Motherhood is a high calling, a noble undertaking, arguably, the most important job in the world. Today I’m talking about a trend I’ve noticed on social media and mom blogs recently that concerns me. I want you to know how moms are important and why.
Moms have the most important job in the world.
C.S. Lewis said, “Children are not a distraction from more important work. They are the most important work.”
I’ve noticed a trend on social media and mom blogs recently that concerns me. What I’m about to say is not going to be the popular sentiment, but this morning I felt convicted to speak up. But first a little bit about me: I’m a mom of five. I had my first child at the age of 15. And my kids range in ages: 30, 26, 24, 20, and almost 18.
I remember as a very young mom feeling frustrated a lot. My son was strong willed and in my mind, a very difficult child. I read a lot of books about strong willed children and how to deal with them.
Moms are Important
Motherhood is hard. But it’s also the most rewarding job you will ever be blessed to have. It requires patience and understanding. It demands you to rise above your own self and put others first.
I’ve shared this thought before, and it’s still so very true: The real key to patience is valuing the other person so much that nothing is more important than your relationship.
Your kids need you to be patient.
“Love is patient and kind…” 1 Corinthians 13:4
I’ve read a lot of posts recently about moms losing their cool and “being a jerk” to their kids that end with the words: “I’m still a good mom.” or “You’re still a good mom.”
I don’t want this to come across as harsh, hard, or even judgemental, but being a jerk to your kids is not being a good mom.
Do good moms have bad days? Yes. No mom is perfect. I have more than my fair share of regrets. But let’s not placate our egos by suggesting that being anything less than kind and loving is okay. The reality is: being a jerk to your kids is sinful.
The Bible calls us to come out of sin – not to accept it as okay.
“If we say we have no sin, we deceive ourselves, and the truth is not in us. If we confess our sins, he is faithful and just to forgive us our sins and to cleanse us from all unrighteousness.” 1 John 1:8,9
I’ve been a mom for 30 years and a writer / blogger for 20 years. Writing words that have reached millions of women over those 20 years, is not something I take lightly. I want the words I write to do two things: encourage and point people to God’s Word.
Motherhood is a high calling.
As a mother you are raising the next generation of children who will change the world for better or worse. Being rude to your kids and blaming it on a bad day isn’t okay.

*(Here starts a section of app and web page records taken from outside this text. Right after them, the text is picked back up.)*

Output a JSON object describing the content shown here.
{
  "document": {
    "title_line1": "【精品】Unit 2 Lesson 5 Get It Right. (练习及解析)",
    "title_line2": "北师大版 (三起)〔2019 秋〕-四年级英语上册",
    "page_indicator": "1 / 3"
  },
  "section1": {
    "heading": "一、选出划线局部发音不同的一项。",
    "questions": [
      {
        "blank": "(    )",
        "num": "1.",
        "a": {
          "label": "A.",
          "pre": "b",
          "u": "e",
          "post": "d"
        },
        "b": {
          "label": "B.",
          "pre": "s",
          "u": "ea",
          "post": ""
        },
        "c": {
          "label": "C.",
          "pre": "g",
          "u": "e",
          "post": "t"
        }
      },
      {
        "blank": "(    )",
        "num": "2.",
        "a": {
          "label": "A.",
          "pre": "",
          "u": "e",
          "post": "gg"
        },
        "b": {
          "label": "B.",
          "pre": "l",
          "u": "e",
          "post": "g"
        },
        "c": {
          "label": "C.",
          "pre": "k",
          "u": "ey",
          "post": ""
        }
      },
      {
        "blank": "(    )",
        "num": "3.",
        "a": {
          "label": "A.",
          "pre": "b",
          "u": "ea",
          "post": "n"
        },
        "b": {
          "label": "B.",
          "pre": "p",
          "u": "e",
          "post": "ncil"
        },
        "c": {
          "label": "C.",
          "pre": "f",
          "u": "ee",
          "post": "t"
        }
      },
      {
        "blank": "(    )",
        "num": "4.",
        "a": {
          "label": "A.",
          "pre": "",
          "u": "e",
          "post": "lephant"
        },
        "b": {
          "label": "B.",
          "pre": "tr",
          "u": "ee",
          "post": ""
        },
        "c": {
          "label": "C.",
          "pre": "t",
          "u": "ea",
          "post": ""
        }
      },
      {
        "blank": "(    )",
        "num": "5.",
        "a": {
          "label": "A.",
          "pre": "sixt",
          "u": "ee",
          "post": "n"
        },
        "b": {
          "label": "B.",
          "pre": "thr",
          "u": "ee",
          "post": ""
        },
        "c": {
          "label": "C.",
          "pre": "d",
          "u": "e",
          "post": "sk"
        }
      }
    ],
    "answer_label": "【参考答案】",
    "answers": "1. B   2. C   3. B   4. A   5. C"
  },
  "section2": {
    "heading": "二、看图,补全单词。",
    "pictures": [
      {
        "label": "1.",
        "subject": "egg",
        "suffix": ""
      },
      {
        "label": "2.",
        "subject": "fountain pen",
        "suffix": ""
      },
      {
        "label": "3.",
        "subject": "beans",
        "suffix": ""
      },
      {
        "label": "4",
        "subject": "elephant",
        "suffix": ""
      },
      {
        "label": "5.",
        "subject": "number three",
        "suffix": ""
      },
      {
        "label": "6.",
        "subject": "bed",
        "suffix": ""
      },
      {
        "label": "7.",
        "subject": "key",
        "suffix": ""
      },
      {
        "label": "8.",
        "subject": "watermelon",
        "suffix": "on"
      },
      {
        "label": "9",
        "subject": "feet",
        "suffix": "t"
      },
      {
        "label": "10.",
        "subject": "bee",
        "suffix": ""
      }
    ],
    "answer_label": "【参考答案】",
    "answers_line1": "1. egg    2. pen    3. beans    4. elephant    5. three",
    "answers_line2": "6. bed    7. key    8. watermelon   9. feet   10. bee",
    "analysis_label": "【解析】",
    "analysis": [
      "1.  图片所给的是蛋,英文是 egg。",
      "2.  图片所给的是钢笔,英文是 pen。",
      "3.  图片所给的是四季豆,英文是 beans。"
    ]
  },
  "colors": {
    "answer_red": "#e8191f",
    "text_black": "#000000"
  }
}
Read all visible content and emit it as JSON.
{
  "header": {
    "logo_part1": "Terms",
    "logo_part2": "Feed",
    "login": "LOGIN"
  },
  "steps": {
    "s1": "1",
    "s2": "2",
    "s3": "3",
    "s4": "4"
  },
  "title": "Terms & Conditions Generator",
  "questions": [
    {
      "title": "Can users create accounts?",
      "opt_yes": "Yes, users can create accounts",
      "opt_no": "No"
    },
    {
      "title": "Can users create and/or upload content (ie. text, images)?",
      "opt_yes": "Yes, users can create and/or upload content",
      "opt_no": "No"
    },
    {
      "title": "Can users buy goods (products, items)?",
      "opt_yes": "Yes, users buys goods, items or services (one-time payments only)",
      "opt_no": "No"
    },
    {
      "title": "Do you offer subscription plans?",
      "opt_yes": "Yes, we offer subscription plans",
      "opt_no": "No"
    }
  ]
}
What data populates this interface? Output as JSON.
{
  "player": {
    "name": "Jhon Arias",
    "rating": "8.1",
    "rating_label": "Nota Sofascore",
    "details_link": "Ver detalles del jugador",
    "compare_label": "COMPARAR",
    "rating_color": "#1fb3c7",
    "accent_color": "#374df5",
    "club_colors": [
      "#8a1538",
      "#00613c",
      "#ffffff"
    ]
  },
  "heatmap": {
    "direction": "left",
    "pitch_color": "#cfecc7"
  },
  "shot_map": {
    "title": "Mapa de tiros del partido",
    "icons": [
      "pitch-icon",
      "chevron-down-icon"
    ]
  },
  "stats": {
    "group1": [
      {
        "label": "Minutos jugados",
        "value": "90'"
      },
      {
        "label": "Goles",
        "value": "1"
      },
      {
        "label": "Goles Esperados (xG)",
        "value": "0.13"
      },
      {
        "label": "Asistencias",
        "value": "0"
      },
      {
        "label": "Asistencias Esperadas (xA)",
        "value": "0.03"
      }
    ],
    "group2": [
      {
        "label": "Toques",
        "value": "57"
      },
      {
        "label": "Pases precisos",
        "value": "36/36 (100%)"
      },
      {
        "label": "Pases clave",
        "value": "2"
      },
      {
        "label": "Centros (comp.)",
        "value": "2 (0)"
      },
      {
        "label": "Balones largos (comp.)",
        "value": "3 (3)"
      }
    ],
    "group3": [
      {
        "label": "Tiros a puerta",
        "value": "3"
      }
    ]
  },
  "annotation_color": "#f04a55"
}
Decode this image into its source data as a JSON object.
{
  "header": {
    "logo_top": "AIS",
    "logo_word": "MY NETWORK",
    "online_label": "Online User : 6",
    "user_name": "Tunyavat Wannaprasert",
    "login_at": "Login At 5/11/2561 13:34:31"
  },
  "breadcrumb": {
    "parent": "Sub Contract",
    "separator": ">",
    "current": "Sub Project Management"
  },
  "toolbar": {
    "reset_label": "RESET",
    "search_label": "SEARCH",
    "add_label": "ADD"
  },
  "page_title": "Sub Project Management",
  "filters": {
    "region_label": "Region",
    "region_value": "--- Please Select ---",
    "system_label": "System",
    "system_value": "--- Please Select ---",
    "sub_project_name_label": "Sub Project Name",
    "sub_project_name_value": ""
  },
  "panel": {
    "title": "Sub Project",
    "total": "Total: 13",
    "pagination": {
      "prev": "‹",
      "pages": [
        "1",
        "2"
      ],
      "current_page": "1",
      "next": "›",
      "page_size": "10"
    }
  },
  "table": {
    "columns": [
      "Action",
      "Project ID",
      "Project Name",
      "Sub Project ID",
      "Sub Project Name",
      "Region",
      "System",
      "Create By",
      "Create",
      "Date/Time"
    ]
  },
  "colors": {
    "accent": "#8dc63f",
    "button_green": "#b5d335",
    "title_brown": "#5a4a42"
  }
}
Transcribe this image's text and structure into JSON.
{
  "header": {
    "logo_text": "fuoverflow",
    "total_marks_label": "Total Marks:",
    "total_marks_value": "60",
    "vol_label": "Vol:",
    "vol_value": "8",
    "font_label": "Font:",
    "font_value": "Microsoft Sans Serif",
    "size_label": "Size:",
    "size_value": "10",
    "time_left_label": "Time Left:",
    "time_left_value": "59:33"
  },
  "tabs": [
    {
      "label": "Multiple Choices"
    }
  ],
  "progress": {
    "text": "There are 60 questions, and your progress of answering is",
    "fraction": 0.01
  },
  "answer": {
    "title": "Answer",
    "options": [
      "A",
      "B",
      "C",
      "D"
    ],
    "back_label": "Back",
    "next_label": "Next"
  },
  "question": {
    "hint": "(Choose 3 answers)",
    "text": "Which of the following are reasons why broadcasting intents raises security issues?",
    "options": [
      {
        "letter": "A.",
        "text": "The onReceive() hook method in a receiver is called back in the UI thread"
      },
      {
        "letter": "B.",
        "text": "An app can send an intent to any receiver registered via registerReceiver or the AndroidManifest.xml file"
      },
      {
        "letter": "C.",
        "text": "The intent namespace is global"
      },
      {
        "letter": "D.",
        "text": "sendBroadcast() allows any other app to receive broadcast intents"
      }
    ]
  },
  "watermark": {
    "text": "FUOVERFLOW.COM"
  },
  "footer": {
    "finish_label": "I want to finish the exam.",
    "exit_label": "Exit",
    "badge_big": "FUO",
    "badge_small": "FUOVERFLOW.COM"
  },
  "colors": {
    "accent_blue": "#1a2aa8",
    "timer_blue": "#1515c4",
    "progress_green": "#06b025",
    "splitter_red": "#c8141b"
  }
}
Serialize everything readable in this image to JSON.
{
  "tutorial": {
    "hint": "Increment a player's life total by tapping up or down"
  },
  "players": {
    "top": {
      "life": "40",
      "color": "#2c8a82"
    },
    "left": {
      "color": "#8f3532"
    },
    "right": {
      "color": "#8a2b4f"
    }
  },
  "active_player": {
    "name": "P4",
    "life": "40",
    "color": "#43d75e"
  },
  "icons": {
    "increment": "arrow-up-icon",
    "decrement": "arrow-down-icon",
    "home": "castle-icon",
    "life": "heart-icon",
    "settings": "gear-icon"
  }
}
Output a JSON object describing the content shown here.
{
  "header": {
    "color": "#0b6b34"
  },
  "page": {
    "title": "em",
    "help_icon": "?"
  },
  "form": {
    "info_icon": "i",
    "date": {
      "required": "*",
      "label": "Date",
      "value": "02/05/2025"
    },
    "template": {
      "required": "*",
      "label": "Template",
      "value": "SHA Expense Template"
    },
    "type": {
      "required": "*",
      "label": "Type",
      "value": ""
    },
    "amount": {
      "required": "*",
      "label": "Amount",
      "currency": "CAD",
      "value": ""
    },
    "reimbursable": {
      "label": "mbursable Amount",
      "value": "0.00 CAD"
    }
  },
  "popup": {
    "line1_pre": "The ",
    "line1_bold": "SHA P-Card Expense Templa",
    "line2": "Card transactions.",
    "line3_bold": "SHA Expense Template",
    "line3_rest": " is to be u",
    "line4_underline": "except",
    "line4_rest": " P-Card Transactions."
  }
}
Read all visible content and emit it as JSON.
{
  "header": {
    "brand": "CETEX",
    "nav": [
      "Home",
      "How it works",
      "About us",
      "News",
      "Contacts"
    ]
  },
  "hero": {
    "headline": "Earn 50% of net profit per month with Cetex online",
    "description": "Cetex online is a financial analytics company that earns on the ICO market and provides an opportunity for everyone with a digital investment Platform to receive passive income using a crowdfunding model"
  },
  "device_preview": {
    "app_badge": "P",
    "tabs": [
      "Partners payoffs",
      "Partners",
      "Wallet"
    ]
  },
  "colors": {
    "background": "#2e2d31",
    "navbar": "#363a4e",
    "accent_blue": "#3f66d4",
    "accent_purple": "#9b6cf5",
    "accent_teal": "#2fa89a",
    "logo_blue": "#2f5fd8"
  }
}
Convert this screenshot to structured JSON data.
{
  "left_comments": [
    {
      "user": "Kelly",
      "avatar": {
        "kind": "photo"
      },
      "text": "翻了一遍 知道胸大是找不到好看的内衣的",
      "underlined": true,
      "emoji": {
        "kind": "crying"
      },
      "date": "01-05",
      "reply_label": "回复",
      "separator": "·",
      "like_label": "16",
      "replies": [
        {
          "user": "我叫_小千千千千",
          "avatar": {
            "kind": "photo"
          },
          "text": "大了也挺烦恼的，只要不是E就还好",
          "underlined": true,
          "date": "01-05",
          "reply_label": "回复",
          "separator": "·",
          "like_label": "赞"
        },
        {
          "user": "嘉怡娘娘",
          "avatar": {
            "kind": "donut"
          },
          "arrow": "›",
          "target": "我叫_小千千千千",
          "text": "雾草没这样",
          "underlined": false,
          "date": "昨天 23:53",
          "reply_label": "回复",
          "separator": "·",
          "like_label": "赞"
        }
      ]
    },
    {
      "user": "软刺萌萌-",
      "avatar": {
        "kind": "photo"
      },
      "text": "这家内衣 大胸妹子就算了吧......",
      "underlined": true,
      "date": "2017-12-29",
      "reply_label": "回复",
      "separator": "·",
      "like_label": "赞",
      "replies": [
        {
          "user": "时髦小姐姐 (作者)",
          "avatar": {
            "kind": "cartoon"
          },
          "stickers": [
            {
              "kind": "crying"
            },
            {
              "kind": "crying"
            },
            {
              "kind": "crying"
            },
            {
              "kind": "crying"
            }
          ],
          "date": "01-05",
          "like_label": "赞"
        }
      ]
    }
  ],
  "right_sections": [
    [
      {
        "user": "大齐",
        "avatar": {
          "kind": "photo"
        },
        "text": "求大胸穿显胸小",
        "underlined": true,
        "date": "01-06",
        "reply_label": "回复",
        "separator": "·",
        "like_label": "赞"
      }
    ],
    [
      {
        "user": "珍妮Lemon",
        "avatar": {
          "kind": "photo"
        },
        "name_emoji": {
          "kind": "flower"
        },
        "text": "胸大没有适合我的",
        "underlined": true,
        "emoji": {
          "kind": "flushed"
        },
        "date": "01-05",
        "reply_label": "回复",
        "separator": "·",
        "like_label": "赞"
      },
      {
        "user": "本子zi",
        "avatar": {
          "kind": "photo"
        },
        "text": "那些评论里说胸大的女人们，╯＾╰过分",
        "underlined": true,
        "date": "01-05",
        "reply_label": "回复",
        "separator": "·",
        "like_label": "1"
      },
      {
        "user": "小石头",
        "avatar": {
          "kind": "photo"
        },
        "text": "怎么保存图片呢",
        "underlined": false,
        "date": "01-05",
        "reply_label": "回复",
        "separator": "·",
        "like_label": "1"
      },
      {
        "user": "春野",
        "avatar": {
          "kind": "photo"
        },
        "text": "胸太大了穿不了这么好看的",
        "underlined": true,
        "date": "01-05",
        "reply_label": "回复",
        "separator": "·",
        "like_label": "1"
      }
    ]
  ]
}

God isn’t calling you to stay in your place of selfishness. He’s calling you to do better today than you did yesterday.
Everyone has a bad day every once in a while. But those bad days should be few and far between. And when you have a bad day, you need to ask forgiveness. Your kids need to hear you say you’re sorry. They need you to show them by your actions that you need Jesus and that you depend on Him when you are having a bad day.
They don’t need you flying off the handle, speaking rudely, being harsh, or being impatient.
Author Pam Leo wrote, “Let’s raise children who won’t have to recover from their childhoods.”
And Jesus said, “Greater love has no one than this: to lay down one’s life for one’s friends.” John 15:13
Motherhood requires sacrifice. It requires sacrificial love. It requires you to lay down your life for your family on a daily basis.
I feel like I need to put in a disclaimer here: I’m not suggesting that you never take care of your own needs. You do need to take care of yourself. Get dressed. Take a shower. Eat healthy meals. Get a babysitter if you feel like you need a break. Ask for help if you are overwhelmed.
But the truth is, motherhood requires sacrifice.
Most moms love their kids with a fierce love – the kind of love that would cause her to jump in front of a speeding train to save her child. But the real test of love is often not in the grand moments of time. The real test of love is demonstrated in the daily sacrifice of time. A kind word. A sincere smile. A warm meal. A tidy space. Moments in time when you choose to smile and say an encouraging word even when you’re tired or stressed.
I had a wonderful mom. She was loving and gentle. She spoke in kind words. She woke up everyday with a cheerful attitude. She made life more pleasant.
Life is hard. Kids learn that fact from an early age. Life can be brutal.
But mothers can offer their children something the world does not: a gentle place to land.
Your kids love you when you have a good day and they will love you when you have a bad day. And everyone has bad days. But don’t use that as an excuse.
Words spoken can never be taken back. And despite the nursery rhyme, words wound and they can wound deeply. Be careful with your words. Be careful with your tone of voice. Think before you speak. Take a deep breath and pray before you yell or lose your cool.
You will never regret showing mercy. You will never regret being loving. You will never regret the words you didn’t say in anger.
My desire is to elevate the role of motherhood in this day and age when self is valued more than sacrifice. Moms, you are so very valuable!